I have girlfriends who think I’m slightly off for how much I care about my teams. For example, I bawled into my ex-boyfriend’s shirt after the Patriots failed to complete an undefeated season with a loss to the Giants in Super Bowl XLII. We happened to be watching the game with a roomful of elementary school teachers who didn’t care much about football, and who really didn’t understand how I could possibly care enough to be shedding tears.
I have other friends who believe my love of sports will some day help me land a man. And they could be right. I swear the reason I landed my last boyfriend, or more specifically why he stuck around after a rocky start, was because I got so into the 2006 World Cup. How could he not hang onto a girl who so enthusiastically watched every Germany game?
But trying to impress men, or compete with their vast sports knowledge, has never been a reason for me to care about sports. If it was, I wouldn’t call myself a true sports fan.
The Boston Red Sox are on a hot streak right as playoff season begins. And despite the loss today, the season’s just begun for the Pats, which means a whole lot more chances for Brady magic. To top it off, I’ll be wearing my new #21 t-shirt at the Verizon Center on Wednesday for a Washington Capitals preseason game, and then again on October 3 for the home opener.
Thanks go to talented sports writers, my baseball-loving parents, my sports-playing little brother, all of my ex-boyfriends, and my hockey-obsessed college friend for making me care about the game. I can’t imagine a life without my sports love.
Fall arrived over a week ago.
Evey year I’m relieved when fall shows up. For an unexplainable reason, summers don’t always go well for me. I think I’m just not a “summer” person. Maybe that’s why I never want to move back to my hometown, where it’s summer 80% of the year.

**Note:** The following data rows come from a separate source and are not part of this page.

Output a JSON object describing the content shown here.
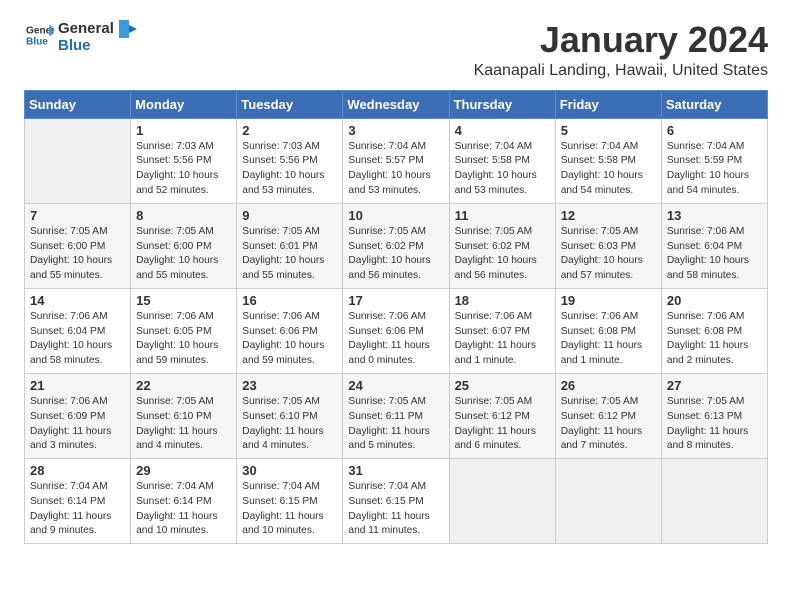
{
  "header": {
    "logo_line1": "General",
    "logo_line2": "Blue",
    "month_title": "January 2024",
    "location": "Kaanapali Landing, Hawaii, United States"
  },
  "weekdays": [
    "Sunday",
    "Monday",
    "Tuesday",
    "Wednesday",
    "Thursday",
    "Friday",
    "Saturday"
  ],
  "weeks": [
    [
      {
        "day": "",
        "info": ""
      },
      {
        "day": "1",
        "info": "Sunrise: 7:03 AM\nSunset: 5:56 PM\nDaylight: 10 hours\nand 52 minutes."
      },
      {
        "day": "2",
        "info": "Sunrise: 7:03 AM\nSunset: 5:56 PM\nDaylight: 10 hours\nand 53 minutes."
      },
      {
        "day": "3",
        "info": "Sunrise: 7:04 AM\nSunset: 5:57 PM\nDaylight: 10 hours\nand 53 minutes."
      },
      {
        "day": "4",
        "info": "Sunrise: 7:04 AM\nSunset: 5:58 PM\nDaylight: 10 hours\nand 53 minutes."
      },
      {
        "day": "5",
        "info": "Sunrise: 7:04 AM\nSunset: 5:58 PM\nDaylight: 10 hours\nand 54 minutes."
      },
      {
        "day": "6",
        "info": "Sunrise: 7:04 AM\nSunset: 5:59 PM\nDaylight: 10 hours\nand 54 minutes."
      }
    ],
    [
      {
        "day": "7",
        "info": "Sunrise: 7:05 AM\nSunset: 6:00 PM\nDaylight: 10 hours\nand 55 minutes."
      },
      {
        "day": "8",
        "info": "Sunrise: 7:05 AM\nSunset: 6:00 PM\nDaylight: 10 hours\nand 55 minutes."
      },
      {
        "day": "9",
        "info": "Sunrise: 7:05 AM\nSunset: 6:01 PM\nDaylight: 10 hours\nand 55 minutes."
      },
      {
        "day": "10",
        "info": "Sunrise: 7:05 AM\nSunset: 6:02 PM\nDaylight: 10 hours\nand 56 minutes."
      },
      {
        "day": "11",
        "info": "Sunrise: 7:05 AM\nSunset: 6:02 PM\nDaylight: 10 hours\nand 56 minutes."
      },
      {
        "day": "12",
        "info": "Sunrise: 7:05 AM\nSunset: 6:03 PM\nDaylight: 10 hours\nand 57 minutes."
      },
      {
        "day": "13",
        "info": "Sunrise: 7:06 AM\nSunset: 6:04 PM\nDaylight: 10 hours\nand 58 minutes."
      }
    ],
    [
      {
        "day": "14",
        "info": "Sunrise: 7:06 AM\nSunset: 6:04 PM\nDaylight: 10 hours\nand 58 minutes."
      },
      {
        "day": "15",
        "info": "Sunrise: 7:06 AM\nSunset: 6:05 PM\nDaylight: 10 hours\nand 59 minutes."
      },
      {
        "day": "16",
        "info": "Sunrise: 7:06 AM\nSunset: 6:06 PM\nDaylight: 10 hours\nand 59 minutes."
      },
      {
        "day": "17",
        "info": "Sunrise: 7:06 AM\nSunset: 6:06 PM\nDaylight: 11 hours\nand 0 minutes."
      },
      {
        "day": "18",
        "info": "Sunrise: 7:06 AM\nSunset: 6:07 PM\nDaylight: 11 hours\nand 1 minute."
      },
      {
        "day": "19",
        "info": "Sunrise: 7:06 AM\nSunset: 6:08 PM\nDaylight: 11 hours\nand 1 minute."
      },
      {
        "day": "20",
        "info": "Sunrise: 7:06 AM\nSunset: 6:08 PM\nDaylight: 11 hours\nand 2 minutes."
      }
    ],
    [
      {
        "day": "21",
        "info": "Sunrise: 7:06 AM\nSunset: 6:09 PM\nDaylight: 11 hours\nand 3 minutes."
      },
      {
        "day": "22",
        "info": "Sunrise: 7:05 AM\nSunset: 6:10 PM\nDaylight: 11 hours\nand 4 minutes."
      },
      {
        "day": "23",
        "info": "Sunrise: 7:05 AM\nSunset: 6:10 PM\nDaylight: 11 hours\nand 4 minutes."
      },
      {
        "day": "24",
        "info": "Sunrise: 7:05 AM\nSunset: 6:11 PM\nDaylight: 11 hours\nand 5 minutes."
      },
      {
        "day": "25",
        "info": "Sunrise: 7:05 AM\nSunset: 6:12 PM\nDaylight: 11 hours\nand 6 minutes."
      },
      {
        "day": "26",
        "info": "Sunrise: 7:05 AM\nSunset: 6:12 PM\nDaylight: 11 hours\nand 7 minutes."
      },
      {
        "day": "27",
        "info": "Sunrise: 7:05 AM\nSunset: 6:13 PM\nDaylight: 11 hours\nand 8 minutes."
      }
    ],
    [
      {
        "day": "28",
        "info": "Sunrise: 7:04 AM\nSunset: 6:14 PM\nDaylight: 11 hours\nand 9 minutes."
      },
      {
        "day": "29",
        "info": "Sunrise: 7:04 AM\nSunset: 6:14 PM\nDaylight: 11 hours\nand 10 minutes."
      },
      {
        "day": "30",
        "info": "Sunrise: 7:04 AM\nSunset: 6:15 PM\nDaylight: 11 hours\nand 10 minutes."
      },
      {
        "day": "31",
        "info": "Sunrise: 7:04 AM\nSunset: 6:15 PM\nDaylight: 11 hours\nand 11 minutes."
      },
      {
        "day": "",
        "info": ""
      },
      {
        "day": "",
        "info": ""
      },
      {
        "day": "",
        "info": ""
      }
    ]
  ]
}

I love fall. I love the nip in the air, especially at night. I love pulling my sweaters out of storage containers, and putting my summer dresses away. I love the anticipation of the holidays, even if the holidays have been rocky the past few years. I love when football starts and baseball playoffs begin. I love that soon Caps fans everywhere will be back in red, including me.
Fall calms me. It’s mere presence makes my days a little lighter, even when the load I’m carrying is heavy.
One day after fall arrived, I went on my first date since my break-up. I met the guy through an online dating site. He was a total gentleman. He held doors and paid for our drinks and shared dessert. But he was a suburb-lover, who doesn’t like riding subways, or being in airplanes. He has not been to a movie theater since he saw Cast Away, which came out in 2000. And while none of these dislikes indicate anything is wrong with him, they would put quite a damper on successfully dating a city girl who loves going to the movies and happily rides the subway every day.
A day after our date, he was nice enough to ask me on a second date. I politely declined.
So, for now, I continue to live each day as a single girl. I’m okay with that. At the moment, I’m on a bus to New York to see some of my favorite people in the universe. I already know I will laugh a lot (and drink a lot) this weekend.
And two weeks from now my high school buddy and I will be setting up camp in Shenandoah National Park.
During the week, I’ll be kickballing, hip-hopping, and happy houring my way through the start of fall.
For this single girl, life is filled to the brim. It’s going to be a good fall.